• FA – Series of manuals for a series of PLCs and peripherals
Approx. 1,400 pages, 4.5 months (for a major manufacturer of sensors and measuring systems) – Translated with TRADOS
• Laboratory Software – Integrated data management software for analytical instruments
Approx. 1,800 HTML files, almost 5 months (for a major Kyoto-based manufacturer) – Translated with TRADOS
• Machine Tools – Entire series of manuals for a grinder
Approx. 1,250 to 1,300 pages, 3.5 months (Mitsubishi Heavy Industries)
After the translation and DTP were completed, MHI also commissioned me to "bench-test" the Operation Manual from a product liability perspective and propose new Safety Precautions and Warnings with reference to relevant international standards. All proposals I recommended were adopted.
• Semiconductors – Semiconductor functional specifications
Approx. 2,500 pages, spread over 8 months (for a major semiconductor manufacturer) – Translated with TRADOS
After signing two additional NDAs, I started this long-term project knowing only its development code name.

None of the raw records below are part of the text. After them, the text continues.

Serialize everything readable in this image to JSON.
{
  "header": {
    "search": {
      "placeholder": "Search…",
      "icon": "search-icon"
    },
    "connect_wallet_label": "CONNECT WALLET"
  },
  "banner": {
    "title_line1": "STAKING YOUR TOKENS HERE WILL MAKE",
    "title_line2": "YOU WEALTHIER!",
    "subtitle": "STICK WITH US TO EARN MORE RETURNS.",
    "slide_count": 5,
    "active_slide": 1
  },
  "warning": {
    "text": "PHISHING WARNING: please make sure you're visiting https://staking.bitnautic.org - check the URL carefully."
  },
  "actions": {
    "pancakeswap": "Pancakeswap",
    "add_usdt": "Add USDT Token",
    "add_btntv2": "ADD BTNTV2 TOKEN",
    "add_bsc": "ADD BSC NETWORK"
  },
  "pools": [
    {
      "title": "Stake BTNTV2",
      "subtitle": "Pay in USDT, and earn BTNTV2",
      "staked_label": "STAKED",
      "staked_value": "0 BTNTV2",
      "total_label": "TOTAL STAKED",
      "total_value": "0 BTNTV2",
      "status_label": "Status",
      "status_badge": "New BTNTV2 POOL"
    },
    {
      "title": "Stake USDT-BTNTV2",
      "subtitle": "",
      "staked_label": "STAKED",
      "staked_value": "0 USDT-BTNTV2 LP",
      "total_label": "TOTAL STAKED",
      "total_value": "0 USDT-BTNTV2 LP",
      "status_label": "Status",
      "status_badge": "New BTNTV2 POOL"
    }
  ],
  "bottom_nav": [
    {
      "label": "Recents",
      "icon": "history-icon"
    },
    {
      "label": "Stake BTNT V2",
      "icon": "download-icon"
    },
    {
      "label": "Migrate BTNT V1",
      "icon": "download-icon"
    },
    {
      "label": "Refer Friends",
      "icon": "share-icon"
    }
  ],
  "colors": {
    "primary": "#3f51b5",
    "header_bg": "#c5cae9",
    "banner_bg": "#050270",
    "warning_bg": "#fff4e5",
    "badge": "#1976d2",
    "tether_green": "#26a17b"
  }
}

I found out the actual product name in the last weeks of the project – I had been translating the functional specifications of the graphic processing chip of the Playstation 2.
• Telecommunications – Digital broadcasting standard
Approx. 1,650 pages, 4.5 months (for a major electronics manufacturer, via ARIB, Association of Radio Industries and Businesses) – Translated with TRADOS
• Automotive – Maintenance manual for a major car manufacturer
This 350,000-character project, with varying degrees of repetition, took six weeks to translate using TRADOS 2009. This manual was primarily for the engine, brakes, transmission, steering, heating/ventilation/air conditioning, and body, and included explanations and procedures for on-board diagnostics, adjustments and maintenance procedures.
• Software Game Development – Series of Users Manuals for an interactive TV game manufacturer
I did the planning and technical writing for the series of manuals for the XaviX System and XaviX series of interactive TV game software – Tennis, Bowling, Golf, Bass Fishing, Baseball, J-MAT Fitness, etc. Each project involved attending product orientations, liaising closely with the customer, using alpha and beta versions of each product to draft scenarios and doing the final writing of each manual before the products were put on the market.
Non-technical translation and writing projects also include:
• Kyoto Guide Book, 2009
"Kyoto Introduced in English & Japanese" (英語で紹介する京都), Natsumesha Co., Ltd.
Project involved extensive background research in addition to translation and writing. Proposals I made at the planning stage were incorporated in the final printed publication.
• Guide Book for Chuo Ward, Osaka City, 2008
"Chuo Ward Historic Spot Cultural Encyclopedia" (中央区史跡文化事典), English translation of tri-lingual English/Korean/Chinese book. Project involved extensive background research
• The Official Osaka City and Prefectural Tourist Guides, 2002
Commissioned by the Osaka Convention & Tourism Bureau. My translation formed the base translation of these guides which are being added to and updated annually.
• Guide Book for the Namba Area, South Osaka, 1994
"Namba Monogatari" (難波物語), Commissioned by ATA, advertising agency for the Takashimaya Department Store. All of the short articles, excluding mine, were written in "Kansai-ben" or Kansai dialect.
• Kobe Beef website, 2009
This official Kobe Beef website was commissioned by the Kobe Beef Marketing & Distribution Promotion Association. This website was set up intentionally to dispel myths about beer-swilling cattle and massaged cows, for example, in addition to promoting this world-famous gourmet delicacy.
I particularly liked translating the Dedicated Farmers articles.
• Osaka City Waterworks Bureau, 2006
Commissioned by the Osaka City Waterworks Bureau. My translation formed the base of this website which is being added to and updated annually. This website provides detailed information about how water quality is maintained downstream from Lake Biwa, Japan's largest freshwater lake and designated UNESCO Ramsar Wetland. Osaka is often referred to as the "水の都" or Water Metropolis in Japan as exemplified by its many waterways and canals.